And guess what, the critics were right about abusing European crowds for campaign purposes. However, it’s not Obama who is using the pictures of 200,000 Berliners on Straße des 17. Juni. Here’s the Republican National Committee’s attempt at trying to frame Obama as the King of the Eurotrash Dance Nation which apparently has its headquarters in Berlin.
Bring together 200,000 people and you will surely find a pill popping anarchist, a Paris Hilton clone, and some death metal goth heads who will gratefully deliver all the cliché-laden sound bites to use in an attack ad. Why bother and interview the 199,983 normal people from the audience?
The other way is to simply imply that giving a speech to a huge audience overseas is related to force Americans to buy foreign oil. What, you didn’t know that Germany is new on the board of OPEC? Didn’t you see the big oil pump Obama was standing in front of, that thing was huge!

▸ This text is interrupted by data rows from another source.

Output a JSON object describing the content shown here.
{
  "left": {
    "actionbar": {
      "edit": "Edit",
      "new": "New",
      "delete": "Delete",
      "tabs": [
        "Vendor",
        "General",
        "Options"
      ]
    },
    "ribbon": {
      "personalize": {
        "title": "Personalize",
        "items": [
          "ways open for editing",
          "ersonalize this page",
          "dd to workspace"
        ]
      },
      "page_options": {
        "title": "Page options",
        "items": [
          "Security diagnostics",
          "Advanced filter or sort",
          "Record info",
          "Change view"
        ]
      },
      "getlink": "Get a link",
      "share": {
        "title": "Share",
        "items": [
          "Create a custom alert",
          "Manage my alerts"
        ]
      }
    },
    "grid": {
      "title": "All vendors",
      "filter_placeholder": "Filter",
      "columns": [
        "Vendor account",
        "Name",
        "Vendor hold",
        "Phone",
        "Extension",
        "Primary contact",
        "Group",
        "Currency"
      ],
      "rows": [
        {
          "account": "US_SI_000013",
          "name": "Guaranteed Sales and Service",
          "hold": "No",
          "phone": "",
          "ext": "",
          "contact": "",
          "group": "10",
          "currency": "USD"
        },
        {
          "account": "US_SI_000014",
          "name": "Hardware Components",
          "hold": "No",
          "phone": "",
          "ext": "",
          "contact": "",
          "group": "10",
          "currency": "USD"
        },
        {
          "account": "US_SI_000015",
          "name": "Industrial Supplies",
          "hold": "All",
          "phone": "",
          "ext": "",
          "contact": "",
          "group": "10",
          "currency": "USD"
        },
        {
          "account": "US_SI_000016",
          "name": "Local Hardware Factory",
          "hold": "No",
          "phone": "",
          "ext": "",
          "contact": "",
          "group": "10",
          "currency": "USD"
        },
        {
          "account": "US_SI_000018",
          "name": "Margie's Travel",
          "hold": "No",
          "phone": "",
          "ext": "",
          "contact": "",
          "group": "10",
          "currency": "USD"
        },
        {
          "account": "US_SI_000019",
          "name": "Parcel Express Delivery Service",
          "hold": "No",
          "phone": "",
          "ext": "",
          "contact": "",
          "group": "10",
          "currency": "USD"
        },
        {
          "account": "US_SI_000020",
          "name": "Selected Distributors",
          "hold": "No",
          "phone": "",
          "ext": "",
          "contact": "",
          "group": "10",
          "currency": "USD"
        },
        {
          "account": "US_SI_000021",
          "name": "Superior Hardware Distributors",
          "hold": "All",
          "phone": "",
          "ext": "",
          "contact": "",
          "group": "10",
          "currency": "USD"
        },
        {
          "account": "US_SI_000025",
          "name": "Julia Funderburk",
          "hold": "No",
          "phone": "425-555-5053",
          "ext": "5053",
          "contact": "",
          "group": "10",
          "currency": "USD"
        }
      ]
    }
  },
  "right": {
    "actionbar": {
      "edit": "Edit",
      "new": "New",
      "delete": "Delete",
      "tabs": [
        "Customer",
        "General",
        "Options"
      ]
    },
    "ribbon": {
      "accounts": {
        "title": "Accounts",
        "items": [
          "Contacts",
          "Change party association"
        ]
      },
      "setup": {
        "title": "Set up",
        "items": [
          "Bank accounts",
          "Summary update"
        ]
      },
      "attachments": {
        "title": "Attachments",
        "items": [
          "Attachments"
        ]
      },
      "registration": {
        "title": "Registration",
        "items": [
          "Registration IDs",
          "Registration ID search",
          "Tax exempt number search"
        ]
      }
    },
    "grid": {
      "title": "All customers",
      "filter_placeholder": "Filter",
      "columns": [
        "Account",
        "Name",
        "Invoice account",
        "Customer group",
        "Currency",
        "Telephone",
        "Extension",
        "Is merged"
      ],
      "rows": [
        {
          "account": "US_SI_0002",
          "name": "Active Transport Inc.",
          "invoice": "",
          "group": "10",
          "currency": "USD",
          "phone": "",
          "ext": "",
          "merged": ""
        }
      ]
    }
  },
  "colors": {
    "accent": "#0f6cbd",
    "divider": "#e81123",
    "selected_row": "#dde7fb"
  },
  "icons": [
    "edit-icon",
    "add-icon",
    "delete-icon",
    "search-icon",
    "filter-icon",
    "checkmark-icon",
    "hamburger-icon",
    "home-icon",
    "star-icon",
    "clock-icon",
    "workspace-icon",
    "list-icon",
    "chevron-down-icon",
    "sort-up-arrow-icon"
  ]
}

To be fair, I have no idea how Americans are perceiving these ads. It’s just hard to believe that you can slap a negative message on such positive pictures. Then again, an American politician in front of clapping and cheering Europeans might still be an alienating sight to many American voters. All in all, McCain would probably be best of by finding a way to create these pictures himself.